Machine shops and other domestic manufacturers consumed $168.03 million worth of cutting tools during April, 16% less than the comparable total for March and 3.6% less than the April 2016 figure. It was the first decline in cutting-tool consumption since November 2016, and while the latest results suggest a break in the U.S. manufacturing recovery evident through the first quarter of this year, the four-month total (January-April 2017) total for cutting tool consumption is $716.11 million, up 3.5% compared to the same period of last year.
These figures are drawn from the latest Cutting Tool Market Report, issued monthly by the U.S. Cutting Tool Institute and AMT – the Association for Manufacturing Technology. Cutting tool consumption is offered as a leading indicator of U.S. manufacturing activity, as cutting tools relate directly to actual production levels.
The CTMR includes real numbers based on the totals reported by participating companies participating, and represents the majority of the U.S. market for cutting tools. The index contrasts with the monthly U.S. Manufacturing Technology Orders report, also issued by AMT, which tracks demand for machine tools as indicator of manufacturing confidence.
“Once you get past the initial shock of seeing a large downturn in April and look deeper into the numbers, you begin to see that April had four less working days than March,” stated USCTI president Steve Stokey.
“The average sales per working day were actually up in April,” Stokey noted. “This is good news for the industry as it continues to outperform 2016.”
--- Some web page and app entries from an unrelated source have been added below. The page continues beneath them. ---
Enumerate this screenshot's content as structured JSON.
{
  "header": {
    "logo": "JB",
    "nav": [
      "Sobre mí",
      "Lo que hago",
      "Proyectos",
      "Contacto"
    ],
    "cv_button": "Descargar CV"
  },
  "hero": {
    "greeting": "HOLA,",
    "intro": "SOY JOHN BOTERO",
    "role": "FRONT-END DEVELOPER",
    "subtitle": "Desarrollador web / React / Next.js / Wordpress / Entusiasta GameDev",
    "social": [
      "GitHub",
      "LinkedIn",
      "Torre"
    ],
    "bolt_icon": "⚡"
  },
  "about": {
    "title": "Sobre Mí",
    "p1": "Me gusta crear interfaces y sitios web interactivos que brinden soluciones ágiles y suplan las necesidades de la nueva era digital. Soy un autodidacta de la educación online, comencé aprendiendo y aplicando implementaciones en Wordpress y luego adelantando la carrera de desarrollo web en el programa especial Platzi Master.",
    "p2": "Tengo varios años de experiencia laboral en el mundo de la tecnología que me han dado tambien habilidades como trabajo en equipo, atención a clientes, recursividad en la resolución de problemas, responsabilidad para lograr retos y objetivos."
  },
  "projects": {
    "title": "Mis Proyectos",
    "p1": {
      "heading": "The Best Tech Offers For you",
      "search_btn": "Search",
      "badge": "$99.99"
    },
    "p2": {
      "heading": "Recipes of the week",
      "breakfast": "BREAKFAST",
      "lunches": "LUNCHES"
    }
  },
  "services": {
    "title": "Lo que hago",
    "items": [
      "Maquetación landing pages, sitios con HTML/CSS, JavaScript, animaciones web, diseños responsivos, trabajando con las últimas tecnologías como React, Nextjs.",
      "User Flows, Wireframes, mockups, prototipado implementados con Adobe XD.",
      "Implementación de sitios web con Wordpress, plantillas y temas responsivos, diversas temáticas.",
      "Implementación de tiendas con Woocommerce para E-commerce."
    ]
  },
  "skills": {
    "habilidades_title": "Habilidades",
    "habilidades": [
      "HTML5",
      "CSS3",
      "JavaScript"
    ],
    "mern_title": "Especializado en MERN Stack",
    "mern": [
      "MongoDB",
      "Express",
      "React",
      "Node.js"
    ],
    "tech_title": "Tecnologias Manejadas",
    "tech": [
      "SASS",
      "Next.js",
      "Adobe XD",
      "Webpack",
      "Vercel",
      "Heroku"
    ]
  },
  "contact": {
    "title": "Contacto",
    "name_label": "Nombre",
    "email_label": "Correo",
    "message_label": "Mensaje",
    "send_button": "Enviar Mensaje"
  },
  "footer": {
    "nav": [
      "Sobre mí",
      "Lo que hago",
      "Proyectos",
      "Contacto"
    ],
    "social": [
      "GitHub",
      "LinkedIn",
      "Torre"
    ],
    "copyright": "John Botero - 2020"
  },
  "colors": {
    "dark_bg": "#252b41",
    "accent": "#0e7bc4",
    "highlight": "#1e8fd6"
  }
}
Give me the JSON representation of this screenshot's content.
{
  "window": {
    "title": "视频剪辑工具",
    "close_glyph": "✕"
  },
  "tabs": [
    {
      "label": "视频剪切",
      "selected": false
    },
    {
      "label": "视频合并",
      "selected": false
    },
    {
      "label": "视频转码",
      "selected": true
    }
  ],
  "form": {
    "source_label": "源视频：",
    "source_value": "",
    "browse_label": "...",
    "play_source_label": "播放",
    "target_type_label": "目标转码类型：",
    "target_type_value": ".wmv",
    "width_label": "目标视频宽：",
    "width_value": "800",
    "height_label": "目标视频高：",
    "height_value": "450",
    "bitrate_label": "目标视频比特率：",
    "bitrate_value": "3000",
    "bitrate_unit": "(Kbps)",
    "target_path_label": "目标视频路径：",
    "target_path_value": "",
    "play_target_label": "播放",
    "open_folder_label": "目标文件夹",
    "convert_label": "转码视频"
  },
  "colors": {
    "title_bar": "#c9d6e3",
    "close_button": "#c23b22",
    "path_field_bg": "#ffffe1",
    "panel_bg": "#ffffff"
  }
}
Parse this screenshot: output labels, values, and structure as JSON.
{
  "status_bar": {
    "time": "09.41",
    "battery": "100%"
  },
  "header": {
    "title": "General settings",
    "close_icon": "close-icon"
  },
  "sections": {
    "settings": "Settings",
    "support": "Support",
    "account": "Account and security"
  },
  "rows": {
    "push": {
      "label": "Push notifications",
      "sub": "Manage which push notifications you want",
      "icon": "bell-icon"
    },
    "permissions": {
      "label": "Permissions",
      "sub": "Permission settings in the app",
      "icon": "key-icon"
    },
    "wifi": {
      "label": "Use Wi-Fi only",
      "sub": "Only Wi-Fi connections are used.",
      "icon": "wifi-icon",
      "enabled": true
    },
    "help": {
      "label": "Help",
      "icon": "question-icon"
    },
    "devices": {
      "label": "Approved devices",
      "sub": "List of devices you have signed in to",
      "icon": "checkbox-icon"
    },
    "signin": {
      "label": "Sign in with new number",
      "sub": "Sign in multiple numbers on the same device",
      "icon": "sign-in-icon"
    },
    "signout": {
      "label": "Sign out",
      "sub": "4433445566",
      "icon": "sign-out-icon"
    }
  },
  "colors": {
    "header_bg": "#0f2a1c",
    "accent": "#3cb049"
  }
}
“We have seen the cutting tool market recuperate and gain strength since IMTS 2016, with the exception of one or two months,” commented Chris Kaiser, CEO of cutting-tool manufacturer BIG Kaiser. “If the activity in (the) oil-and-gas, mining, construction, and agricultural industries continues to improve, I think we could see a continued year-over-year increase in cutting tool consumption.”